    If senior ministers are incompetent, the fault is May’s. She chose them less than a year ago and has been their colleague for years so knew their strengths and weaknesses when she named them. Perhaps their names are appearing elsewhere in the media but I haven’t seen them identified which is unusual since colleagues and journalists aren’t usually so careful of others’ feelings. They wouldn’t by any chance be female and protected by their sex and the feminist claque?

  • Andy

    Yes. The blo*dy thing needs to be repealed.

  • Trojan

    Will the fixed term parliament act cause any problems?

  • Chris McLaughlin

    The electoral boundary mess will also play a factor. Many MPs would like an election before they are redrawn, placing the winners safely for another 5 years.

    In addition, Mrs May needs a much larger majority to drive Brexit and to clean out the House of Ancient Socialists, next door in the Red Leather and Ermine.

    Time for a Spring clean Peter…

  • John Smith

    Yes, she needs to be more radical
    Later this year would be good

  • John Smith

    I think shell wait till the EUSSR reject our deal

    then shell say we should just leave the EUSSR

  • Jonathan Munday

    A GE will take 3 weeks. As long as the Article 50 letter has been sent first there need be no additional delay. All the points Bingle makes are completely valid. May has missed a trick in not having the Peers defy her over Article 50 which would have been a much simpler GE to fight. Going in the midst of the confusion of Brexit in 2020 is a recipe for disaster.

  • Jolly Radical

    . . . another 2 to 3 months delay, prevarication and yet more dilution of opportunities.

    The referendum was 9 months ago. We could have been out of the malarial swamp of the EU and trading on proper WTO terms by now . . . but the so-called ‘Conservatives’ have to add complication to everything they do . . . this is what happens when you have a gang of public sector office workers posing as a government.
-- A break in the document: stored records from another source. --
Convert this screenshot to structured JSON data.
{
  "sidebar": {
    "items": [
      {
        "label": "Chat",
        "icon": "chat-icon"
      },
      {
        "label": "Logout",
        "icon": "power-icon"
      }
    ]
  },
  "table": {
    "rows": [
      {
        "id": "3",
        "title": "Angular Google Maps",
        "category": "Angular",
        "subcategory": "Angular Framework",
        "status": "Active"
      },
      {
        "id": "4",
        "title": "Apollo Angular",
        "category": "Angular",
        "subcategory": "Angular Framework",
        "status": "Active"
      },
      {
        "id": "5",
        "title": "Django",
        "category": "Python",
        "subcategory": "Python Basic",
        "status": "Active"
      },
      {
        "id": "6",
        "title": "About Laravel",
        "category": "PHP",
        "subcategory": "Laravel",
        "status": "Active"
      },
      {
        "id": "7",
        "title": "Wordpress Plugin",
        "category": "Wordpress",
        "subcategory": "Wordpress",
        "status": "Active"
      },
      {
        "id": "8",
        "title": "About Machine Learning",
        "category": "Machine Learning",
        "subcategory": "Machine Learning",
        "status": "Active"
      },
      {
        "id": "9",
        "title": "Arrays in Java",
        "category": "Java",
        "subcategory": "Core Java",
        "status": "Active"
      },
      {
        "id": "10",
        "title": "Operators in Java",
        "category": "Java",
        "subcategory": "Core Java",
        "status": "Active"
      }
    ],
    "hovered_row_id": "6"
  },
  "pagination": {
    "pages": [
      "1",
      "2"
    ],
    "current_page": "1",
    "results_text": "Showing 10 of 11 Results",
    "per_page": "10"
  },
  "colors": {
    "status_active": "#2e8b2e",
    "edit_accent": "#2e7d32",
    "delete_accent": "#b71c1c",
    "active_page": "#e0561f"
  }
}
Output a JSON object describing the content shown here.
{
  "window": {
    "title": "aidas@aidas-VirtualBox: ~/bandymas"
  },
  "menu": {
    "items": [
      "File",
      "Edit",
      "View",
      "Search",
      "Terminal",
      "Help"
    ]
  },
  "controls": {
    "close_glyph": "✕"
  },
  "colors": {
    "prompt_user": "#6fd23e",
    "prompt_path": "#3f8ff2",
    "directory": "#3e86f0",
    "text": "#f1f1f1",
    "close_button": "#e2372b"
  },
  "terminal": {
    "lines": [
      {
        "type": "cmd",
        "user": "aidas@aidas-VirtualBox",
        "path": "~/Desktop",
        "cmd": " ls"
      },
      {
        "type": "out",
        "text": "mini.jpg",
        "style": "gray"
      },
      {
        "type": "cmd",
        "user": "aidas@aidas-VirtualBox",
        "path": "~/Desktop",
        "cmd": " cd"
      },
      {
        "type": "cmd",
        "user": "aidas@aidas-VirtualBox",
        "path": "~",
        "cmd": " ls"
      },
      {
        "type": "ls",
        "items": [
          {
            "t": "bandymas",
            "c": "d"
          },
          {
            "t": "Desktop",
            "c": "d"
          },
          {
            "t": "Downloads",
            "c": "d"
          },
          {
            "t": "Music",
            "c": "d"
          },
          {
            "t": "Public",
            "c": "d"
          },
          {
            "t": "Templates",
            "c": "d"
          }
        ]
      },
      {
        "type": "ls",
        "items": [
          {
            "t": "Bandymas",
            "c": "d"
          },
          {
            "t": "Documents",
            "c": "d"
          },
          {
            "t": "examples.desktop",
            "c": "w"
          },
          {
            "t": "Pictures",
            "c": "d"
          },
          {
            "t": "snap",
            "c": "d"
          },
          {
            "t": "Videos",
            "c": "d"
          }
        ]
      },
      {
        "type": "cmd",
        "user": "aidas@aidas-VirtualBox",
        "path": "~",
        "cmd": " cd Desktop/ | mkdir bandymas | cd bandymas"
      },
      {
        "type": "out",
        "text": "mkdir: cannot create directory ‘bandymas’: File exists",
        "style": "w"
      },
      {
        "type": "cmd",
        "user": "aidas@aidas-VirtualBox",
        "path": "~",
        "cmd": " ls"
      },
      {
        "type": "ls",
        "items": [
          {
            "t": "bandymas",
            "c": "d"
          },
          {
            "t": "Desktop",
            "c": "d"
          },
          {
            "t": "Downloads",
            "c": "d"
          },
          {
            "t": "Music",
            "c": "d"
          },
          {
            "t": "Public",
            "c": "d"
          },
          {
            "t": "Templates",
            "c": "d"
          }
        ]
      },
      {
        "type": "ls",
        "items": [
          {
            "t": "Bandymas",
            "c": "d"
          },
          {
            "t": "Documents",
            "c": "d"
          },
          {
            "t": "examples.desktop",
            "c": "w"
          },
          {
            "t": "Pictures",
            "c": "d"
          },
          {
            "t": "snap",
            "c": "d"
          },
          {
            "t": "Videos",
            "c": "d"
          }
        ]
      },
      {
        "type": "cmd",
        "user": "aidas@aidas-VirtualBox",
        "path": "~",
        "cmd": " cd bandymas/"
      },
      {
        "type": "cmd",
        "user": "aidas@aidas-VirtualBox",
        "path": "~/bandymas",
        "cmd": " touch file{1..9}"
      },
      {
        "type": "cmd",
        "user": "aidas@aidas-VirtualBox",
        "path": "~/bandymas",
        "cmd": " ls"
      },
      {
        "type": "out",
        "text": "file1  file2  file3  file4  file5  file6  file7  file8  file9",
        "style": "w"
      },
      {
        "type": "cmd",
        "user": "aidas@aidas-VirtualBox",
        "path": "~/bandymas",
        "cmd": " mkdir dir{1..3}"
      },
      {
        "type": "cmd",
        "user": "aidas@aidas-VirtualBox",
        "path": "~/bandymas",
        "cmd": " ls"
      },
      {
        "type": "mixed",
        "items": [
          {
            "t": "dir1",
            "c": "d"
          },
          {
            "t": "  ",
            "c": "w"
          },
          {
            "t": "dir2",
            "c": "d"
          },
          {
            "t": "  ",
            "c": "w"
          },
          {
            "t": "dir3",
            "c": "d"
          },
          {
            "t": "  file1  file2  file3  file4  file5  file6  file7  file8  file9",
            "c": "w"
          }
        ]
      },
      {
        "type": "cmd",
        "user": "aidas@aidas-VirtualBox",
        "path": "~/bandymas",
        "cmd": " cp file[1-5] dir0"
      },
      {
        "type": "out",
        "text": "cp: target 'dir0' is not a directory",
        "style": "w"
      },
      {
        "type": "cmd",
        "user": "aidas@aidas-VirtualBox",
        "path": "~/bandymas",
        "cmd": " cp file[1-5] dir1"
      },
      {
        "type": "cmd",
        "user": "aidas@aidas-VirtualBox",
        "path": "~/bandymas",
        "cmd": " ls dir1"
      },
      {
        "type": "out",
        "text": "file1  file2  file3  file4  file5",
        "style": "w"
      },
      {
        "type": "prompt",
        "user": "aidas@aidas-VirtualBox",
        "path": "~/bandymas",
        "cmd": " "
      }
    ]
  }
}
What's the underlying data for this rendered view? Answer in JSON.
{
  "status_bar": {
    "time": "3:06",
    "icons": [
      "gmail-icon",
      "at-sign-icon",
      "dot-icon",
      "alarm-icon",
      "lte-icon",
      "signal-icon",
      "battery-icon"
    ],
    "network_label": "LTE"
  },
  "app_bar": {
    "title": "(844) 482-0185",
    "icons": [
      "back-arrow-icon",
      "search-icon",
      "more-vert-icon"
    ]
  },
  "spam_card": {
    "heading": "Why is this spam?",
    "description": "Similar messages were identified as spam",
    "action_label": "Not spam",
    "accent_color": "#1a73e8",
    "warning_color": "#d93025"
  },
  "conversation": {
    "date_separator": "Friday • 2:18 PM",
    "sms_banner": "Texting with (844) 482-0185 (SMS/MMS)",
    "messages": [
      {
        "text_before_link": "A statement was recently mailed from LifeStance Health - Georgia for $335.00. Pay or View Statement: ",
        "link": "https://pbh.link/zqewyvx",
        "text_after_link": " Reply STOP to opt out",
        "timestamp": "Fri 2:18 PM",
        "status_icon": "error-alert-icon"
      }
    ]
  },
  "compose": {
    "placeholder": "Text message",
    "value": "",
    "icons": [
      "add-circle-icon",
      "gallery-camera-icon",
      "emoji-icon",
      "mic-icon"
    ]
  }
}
We’re committed to providing a free platform to host insightful commentary from across the political spectrum. To help us expand our readership, and to show your support, please like our Facebook page: